To William Gordon
Mount Vernon February 23d 1789
In a letter which, I had the pleasure of addressing to you lately, I mentioned my private business and numerous avocations as an apology for the concisness and irregularity that might be observable in my correspondence.1 I shall therefore be excused for only acknowledging the receipt of your favor dated the 28th of Octr last, and thanking you for the Maps enclosed in it.2 Not having been able to compare them minutely with other plans of the same places, or to bestow that attention upon them which would be requisite for forming a correct Judgement; I am not at liberty to give any opinion as to their accuracy. They appear to be engraved with sufficient neatness, and to augur well as to the execution of the mechanical part of your publication. I shall only add, that the present state of tranquility in this Country affords no topics of importance for communication, and that I remain—with great respect & consideration Dr Sir yrs &c.
2. In his letter of 28 Oct. 1788, Gordon enclosed specimens of the maps he intended to include in his History.

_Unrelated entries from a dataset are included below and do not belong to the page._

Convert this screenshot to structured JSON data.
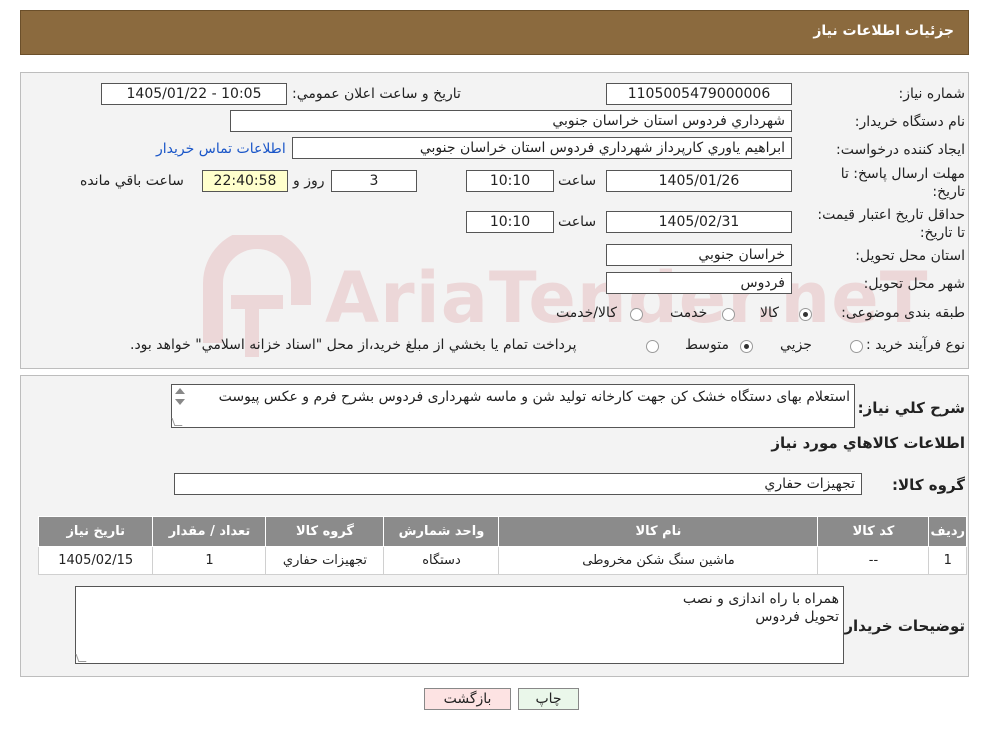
{
  "header": {
    "title": "جزئیات اطلاعات نیاز"
  },
  "fields": {
    "need_number_label": "شماره نیاز:",
    "need_number": "1105005479000006",
    "announce_label": "تاریخ و ساعت اعلان عمومي:",
    "announce_value": "1405/01/22 - 10:05",
    "buyer_org_label": "نام دستگاه خريدار:",
    "buyer_org": "شهرداري فردوس استان خراسان جنوبي",
    "creator_label": "ايجاد کننده درخواست:",
    "creator": "ابراهيم ياوري كارپرداز شهرداري فردوس استان خراسان جنوبي",
    "contact_link": "اطلاعات تماس خريدار",
    "deadline_label": "مهلت ارسال پاسخ: تا تاریخ:",
    "deadline_date": "1405/01/26",
    "time_label": "ساعت",
    "deadline_time": "10:10",
    "days": "3",
    "days_label": "روز و",
    "remaining_time": "22:40:58",
    "remaining_label": "ساعت باقي مانده",
    "price_validity_label": "حداقل تاريخ اعتبار قيمت: تا تاريخ:",
    "price_validity_date": "1405/02/31",
    "price_validity_time": "10:10",
    "province_label": "استان محل تحويل:",
    "province": "خراسان جنوبي",
    "city_label": "شهر محل تحويل:",
    "city": "فردوس",
    "category_label": "طبقه بندی موضوعی:",
    "category_options": [
      "كالا",
      "خدمت",
      "كالا/خدمت"
    ],
    "process_label": "نوع فرآيند خريد :",
    "process_options": [
      "جزيي",
      "متوسط"
    ],
    "process_note": "پرداخت تمام يا بخشي از مبلغ خريد،از محل \"اسناد خزانه اسلامي\" خواهد بود."
  },
  "description": {
    "label": "شرح كلي نياز:",
    "text": "استعلام بهای دستگاه خشک کن جهت کارخانه تولید شن و ماسه شهرداری فردوس بشرح فرم و عکس پیوست"
  },
  "goods": {
    "section_title": "اطلاعات كالاهاي مورد نياز",
    "group_label": "گروه كالا:",
    "group_value": "تجهيزات حفاري",
    "columns": [
      "رديف",
      "كد كالا",
      "نام كالا",
      "واحد شمارش",
      "گروه كالا",
      "تعداد / مقدار",
      "تاريخ نياز"
    ],
    "rows": [
      [
        "1",
        "--",
        "ماشين سنگ شكن مخروطی",
        "دستگاه",
        "تجهيزات حفاري",
        "1",
        "1405/02/15"
      ]
    ]
  },
  "buyer_notes": {
    "label": "توضيحات خريدار:",
    "line1": "همراه با راه اندازی و نصب",
    "line2": "تحویل فردوس"
  },
  "buttons": {
    "print": "چاپ",
    "back": "بازگشت"
  },
  "watermark": {
    "text": "AriaTender.neT"
  }
}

See Gordon to GW, 24 Sept. 1788. They included “a general map of the United States—a map of North & South Carolina with a part of Georgia—a map of Vermont, Hampshire, the Main, and lower than Albany—a map of the part of Virginia which was the seat of war—& a map of York Island & part of Long Island.”